As desperate as the sport has been for its first Triple Crown winner since 1978, there was not universal support for last year's Kentucky Derby and Preakness winner, I'll Have Another. In the background, behind all of the cheers, was a belief by some that trainer Doug O'Neill's medication violations made him a less than desirable candidate to receive everlasting fame as the trainer of the successor to Affirmed, Seattle Slew and Secretariat.
As it turned out, I'll Have Another was scratched due to an injury on the eve of the Belmont Stakes, extending the Triple Crown drought into its 35th year.
Four years earlier, the outcry was even louder when trainer Rick Dutrow arrived at Belmont Park seeking Triple Crown glory with Big Brown and raised even more eyebrows.
Similar to I'll Have Another, Big Brown did not cross the finish line in his Belmont as his 2008 Triple Crown bid ended when he was pulled up on the final turn.
As for Dutrow, he's now in the midst of a 10-year suspension for a litany of violations, illustrating the bullet the sport's reputation dodged.
Against that checkered recent past, when the sun set on that famed Old Kentucky Home on the first Saturday in May, racing had something it desperately needs: a new hero with the potential to fill a world of needs.
The stars, at least at this moment, seem rather nicely aligned.
Thanks to a surge of late money, Orb was the 5-1 betting favorite in the Derby, justifying his selection as the 7-2 morning-line favorite. That status came as a result of an impressive spring that saw him rally to win the Fountain of Youth and then the Florida Derby at speed-favoring Gulfstream Park, which stamped him as a threat to win any of the Triple Crown races.

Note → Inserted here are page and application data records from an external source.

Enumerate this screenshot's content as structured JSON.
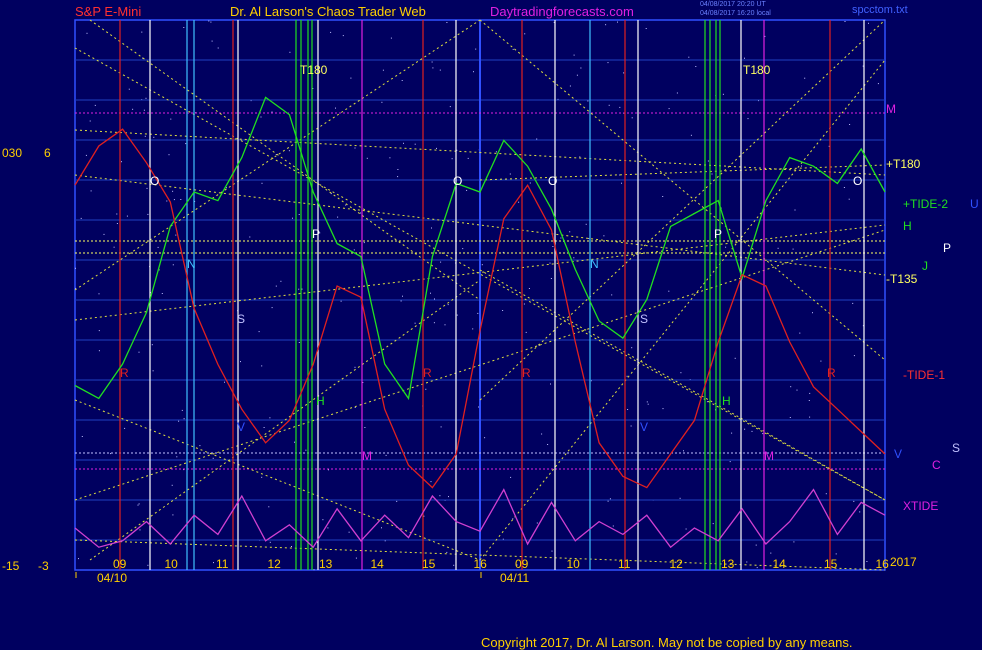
{
  "header": {
    "instrument": "S&P E-Mini",
    "site": "Dr. Al Larson's Chaos Trader Web",
    "url": "Daytradingforecasts.com",
    "stamp1": "04/08/2017 20:20 UT",
    "stamp2": "04/08/2017 16:20 local",
    "file": "spcctom.txt"
  },
  "left_scale": {
    "top_a": "030",
    "top_b": "6",
    "bottom_a": "-15",
    "bottom_b": "-3"
  },
  "right_labels": {
    "m": "M",
    "tplus180": "+T180",
    "tide2": "+TIDE-2",
    "u": "U",
    "h": "H",
    "p": "P",
    "j": "J",
    "tminus135": "-T135",
    "tide1": "-TIDE-1",
    "v": "V",
    "s": "S",
    "c": "C",
    "xtide": "XTIDE",
    "year": "2017"
  },
  "chart_data": {
    "type": "line",
    "title": "S&P E-Mini",
    "x_hours": [
      "09",
      "10",
      "11",
      "12",
      "13",
      "14",
      "15",
      "16",
      "09",
      "10",
      "11",
      "12",
      "13",
      "14",
      "15",
      "16"
    ],
    "dates": [
      "04/10",
      "04/11"
    ],
    "day_markers": [
      "T180",
      "O",
      "N",
      "S",
      "P",
      "H",
      "R",
      "V",
      "M"
    ],
    "series": [
      {
        "name": "+TIDE-2",
        "color": "#20e020",
        "values": [
          15,
          12,
          20,
          32,
          52,
          60,
          58,
          68,
          82,
          78,
          60,
          48,
          45,
          20,
          12,
          45,
          62,
          60,
          72,
          66,
          56,
          42,
          30,
          26,
          35,
          52,
          55,
          58,
          40,
          58,
          68,
          66,
          62,
          70,
          60
        ]
      },
      {
        "name": "-TIDE-1",
        "color": "#e02020",
        "values": [
          58,
          65,
          68,
          62,
          55,
          36,
          26,
          18,
          12,
          16,
          26,
          40,
          38,
          18,
          8,
          4,
          10,
          32,
          52,
          58,
          50,
          30,
          12,
          6,
          4,
          10,
          16,
          30,
          42,
          40,
          30,
          22,
          18,
          14,
          10
        ]
      },
      {
        "name": "XTIDE",
        "color": "#d040d0",
        "values": [
          10,
          4,
          6,
          12,
          5,
          14,
          8,
          20,
          6,
          11,
          4,
          16,
          6,
          14,
          7,
          20,
          12,
          9,
          22,
          5,
          18,
          6,
          12,
          8,
          14,
          4,
          10,
          6,
          16,
          5,
          12,
          22,
          8,
          18,
          14
        ]
      }
    ],
    "grid": true
  },
  "footer": {
    "copyright": "Copyright 2017, Dr. Al Larson. May not be copied by any means."
  }
}
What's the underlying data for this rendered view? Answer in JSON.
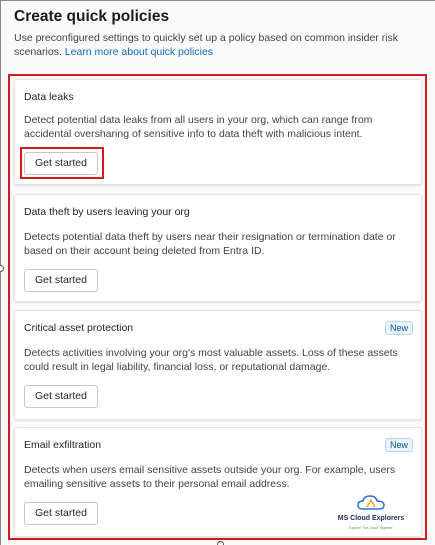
{
  "header": {
    "title": "Create quick policies",
    "description": "Use preconfigured settings to quickly set up a policy based on common insider risk scenarios.",
    "learn_more_link": "Learn more about quick policies"
  },
  "cards": [
    {
      "title": "Data leaks",
      "description": "Detect potential data leaks from all users in your org, which can range from accidental oversharing of sensitive info to data theft with malicious intent.",
      "button_label": "Get started",
      "badge": ""
    },
    {
      "title": "Data theft by users leaving your org",
      "description": "Detects potential data theft by users near their resignation or termination date or based on their account being deleted from Entra ID.",
      "button_label": "Get started",
      "badge": ""
    },
    {
      "title": "Critical asset protection",
      "description": "Detects activities involving your org's most valuable assets. Loss of these assets could result in legal liability, financial loss, or reputational damage.",
      "button_label": "Get started",
      "badge": "New"
    },
    {
      "title": "Email exfiltration",
      "description": "Detects when users email sensitive assets outside your org. For example, users emailing sensitive assets to their personal email address.",
      "button_label": "Get started",
      "badge": "New"
    }
  ],
  "watermark": {
    "name": "MS Cloud Explorers",
    "tagline": "Explore The Cloud Together"
  },
  "colors": {
    "accent": "#0f6cbd",
    "highlight": "#d01c1c",
    "badge_bg": "#ebf3fc",
    "badge_text": "#0f548c"
  }
}
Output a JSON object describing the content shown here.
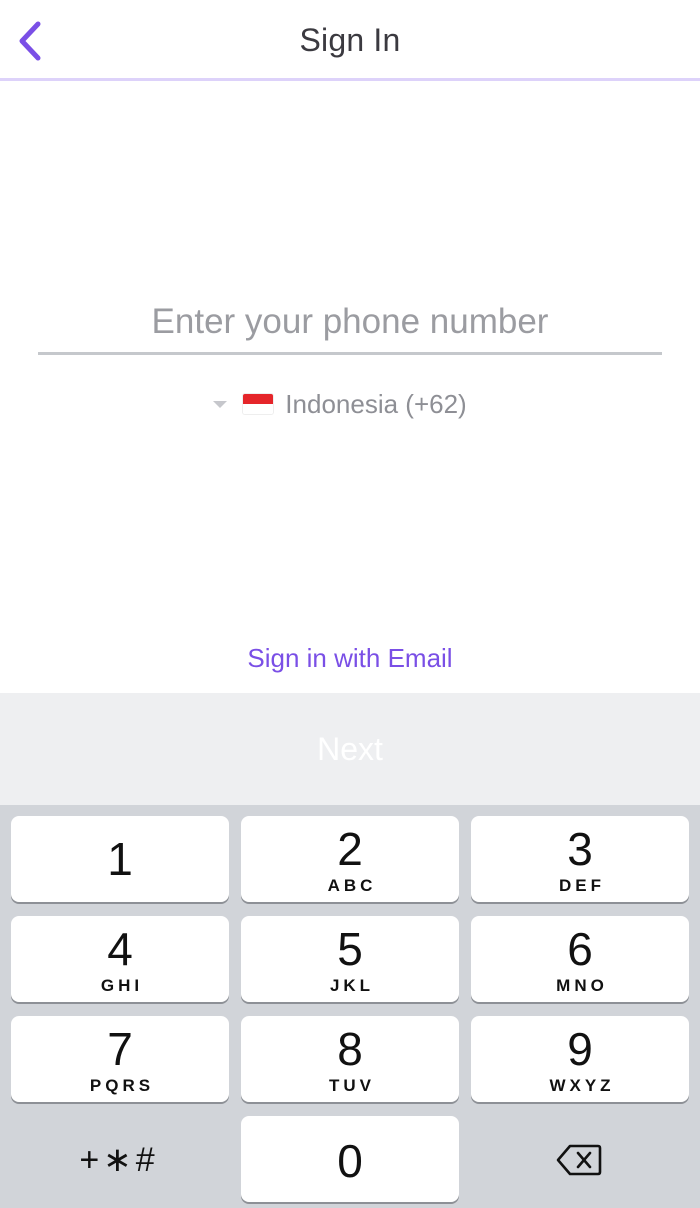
{
  "header": {
    "title": "Sign In",
    "back_icon": "chevron-left-icon",
    "accent": "#7a4fe6"
  },
  "phone": {
    "placeholder": "Enter your phone number",
    "value": ""
  },
  "country": {
    "label": "Indonesia (+62)",
    "flag_icon": "indonesia-flag-icon",
    "caret_icon": "caret-down-icon"
  },
  "email_link": {
    "label": "Sign in with Email"
  },
  "next_button": {
    "label": "Next"
  },
  "keypad": {
    "keys": [
      {
        "digit": "1",
        "letters": ""
      },
      {
        "digit": "2",
        "letters": "ABC"
      },
      {
        "digit": "3",
        "letters": "DEF"
      },
      {
        "digit": "4",
        "letters": "GHI"
      },
      {
        "digit": "5",
        "letters": "JKL"
      },
      {
        "digit": "6",
        "letters": "MNO"
      },
      {
        "digit": "7",
        "letters": "PQRS"
      },
      {
        "digit": "8",
        "letters": "TUV"
      },
      {
        "digit": "9",
        "letters": "WXYZ"
      },
      {
        "digit": "0",
        "letters": ""
      }
    ],
    "symbols_label": "+∗#",
    "delete_icon": "backspace-icon"
  }
}
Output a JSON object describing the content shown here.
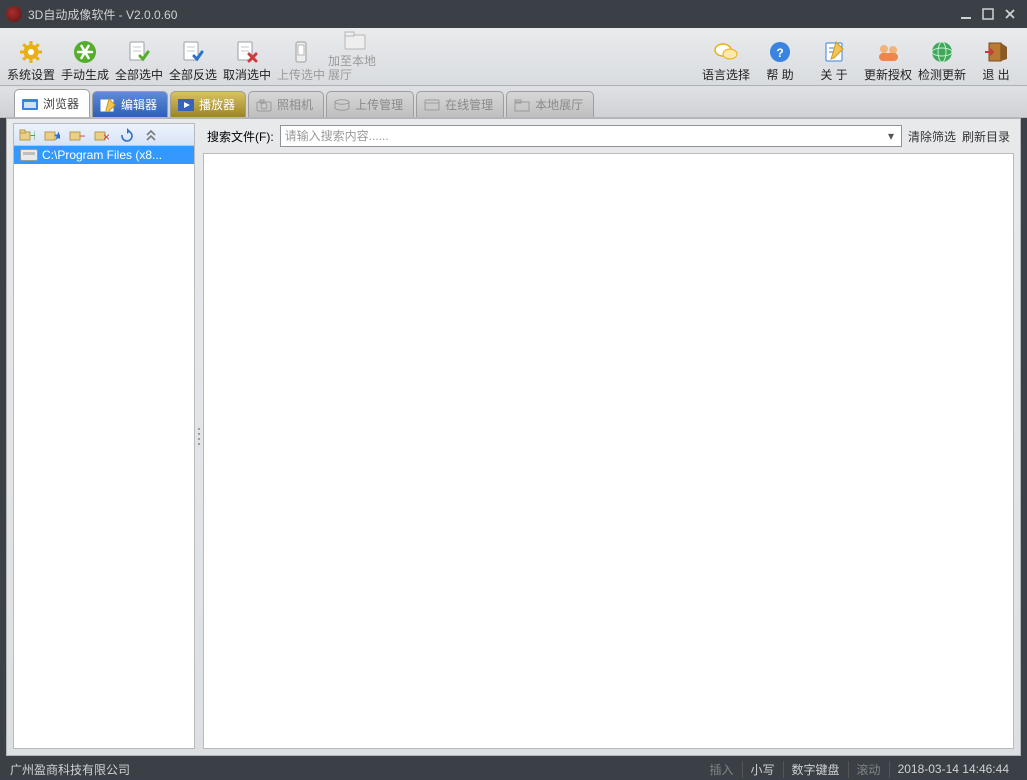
{
  "title": "3D自动成像软件 - V2.0.0.60",
  "toolbarLeft": [
    {
      "name": "settings",
      "label": "系统设置",
      "icon": "gear",
      "color": "#e8b013"
    },
    {
      "name": "manual-gen",
      "label": "手动生成",
      "icon": "asterisk",
      "color": "#56ad2c"
    },
    {
      "name": "select-all",
      "label": "全部选中",
      "icon": "doccheck",
      "color": "#56ad2c"
    },
    {
      "name": "invert-select",
      "label": "全部反选",
      "icon": "doccheck",
      "color": "#2a72cc"
    },
    {
      "name": "deselect",
      "label": "取消选中",
      "icon": "docx",
      "color": "#cc3a3a"
    },
    {
      "name": "upload-sel",
      "label": "上传选中",
      "icon": "phone",
      "color": "#9a9a9a",
      "disabled": true
    },
    {
      "name": "add-local",
      "label": "加至本地展厅",
      "icon": "localgallery",
      "color": "#9a9a9a",
      "disabled": true
    }
  ],
  "toolbarRight": [
    {
      "name": "language",
      "label": "语言选择",
      "icon": "chat",
      "color": "#e8b013"
    },
    {
      "name": "help",
      "label": "帮 助",
      "icon": "help",
      "color": "#2a72cc"
    },
    {
      "name": "about",
      "label": "关 于",
      "icon": "note",
      "color": "#2a72cc"
    },
    {
      "name": "relicense",
      "label": "更新授权",
      "icon": "people",
      "color": "#e7894a"
    },
    {
      "name": "check-update",
      "label": "检测更新",
      "icon": "globe",
      "color": "#3fa85a"
    },
    {
      "name": "exit",
      "label": "退 出",
      "icon": "door",
      "color": "#a06a2e"
    }
  ],
  "tabs": [
    {
      "name": "browser",
      "label": "浏览器",
      "cls": "active"
    },
    {
      "name": "editor",
      "label": "编辑器",
      "cls": "blue"
    },
    {
      "name": "player",
      "label": "播放器",
      "cls": "gold"
    },
    {
      "name": "camera",
      "label": "照相机",
      "cls": "disabled"
    },
    {
      "name": "upload-mgr",
      "label": "上传管理",
      "cls": "disabled"
    },
    {
      "name": "online-mgr",
      "label": "在线管理",
      "cls": "disabled"
    },
    {
      "name": "local-gallery",
      "label": "本地展厅",
      "cls": "disabled"
    }
  ],
  "tree": {
    "selected": "C:\\Program Files (x8..."
  },
  "search": {
    "label": "搜索文件(F):",
    "placeholder": "请输入搜索内容......",
    "clear": "清除筛选",
    "refresh": "刷新目录"
  },
  "status": {
    "company": "广州盈商科技有限公司",
    "insert": "插入",
    "case": "小写",
    "numlock": "数字键盘",
    "scroll": "滚动",
    "datetime": "2018-03-14 14:46:44"
  }
}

Unlike some recent longshot winners of the Derby, Orb came into the Run for the Roses as the leader of the 3-year-old division and exited still on top -- something that elicits confidence in him in regards to the two upcoming legs of the series.
As legitimate as his credentials may be for future success in the Triple Crown, his connections are even more sterling.
His trainer, Hall of Famer Shug McGaughey, has enjoyed a squeaky-clean career since he took out his license in 1979, a year after Affirmed's sweep. He has trained nine champions including Easy Goer, who came away with a Belmont Stakes win and two runner-up finishes during his memorable 1989 Triple Crown rivalry with Sunday Silence.
Born in Lexington, Ky., McGaughey has long considered the Derby the race he wanted to win most and on Saturday, when his lifelong ambition finally came to fruition, the outpouring of congratulatory messages from all corners of the industry reflected the deep respect for him.
Orb's owners have a longer and even more storied association with the sport.
A bad day in Baltimore two weeks from now, and regardless of the platitudes currently being tossed around, Orb will be reduced to your run-of-the-mill Derby winner.
Phipps, a past chairman of the New York Racing Association's Board of Trustees, is now chairman of The Jockey Club and is considered one of the sport's most respected figures.
The other owner is Phipps' first cousin, Stuart S. Janney III, whose family also has deep roots in racing and holds a special place in the sport's history.
Surely much can change in the course of the next five weeks. A bad day in Baltimore two weeks from now, and regardless of the platitudes currently being tossed around, Orb will be reduced to your run-of-the-mill Derby winner.
Yet as much as Triple Crown talk in earnest may be way too premature at this point, after 35 years without something to celebrate, the ability to at least daydream should not be ignored. Why not ponder the possibilities? Especially since, if Orb has another effort in him as powerful as his convincing 2½-length win in the slop in the Derby, he could turn the Preakness into the impetus for as poignant a scene as racing has witnessed in a long while.
You see, Janney's parents, Stuart and Barbara, owned Ruffian, the legendary filly who broke down and was humanely destroyed after suffering a catastrophic injury in a 1975 match-race with Kentucky Derby winner Foolish Pleasure at Belmont Park.
Let Orb win one more race and the very place where a family suffered its most devastating moment in racing could become the place where it enjoys the sport's ultimate thrill.
It's a heck of a storyline, and it's not the only one. The common denominator, though, is that all of them are feel-good stories.
Racing is once again down to just one horse that can capture the Triple Crown, and this time there are no strings attached. No longer does the sport have a Roger Maris chasing Babe Ruth. It has a Mickey Mantle.
Off what the public saw in the Derby, there's little doubt Orb will be the betting favorite in the Preakness.
He'll also be the favorite of an industry at Pimlico, and, if destiny and fate agree to cooperate, perhaps at Belmont Park as well.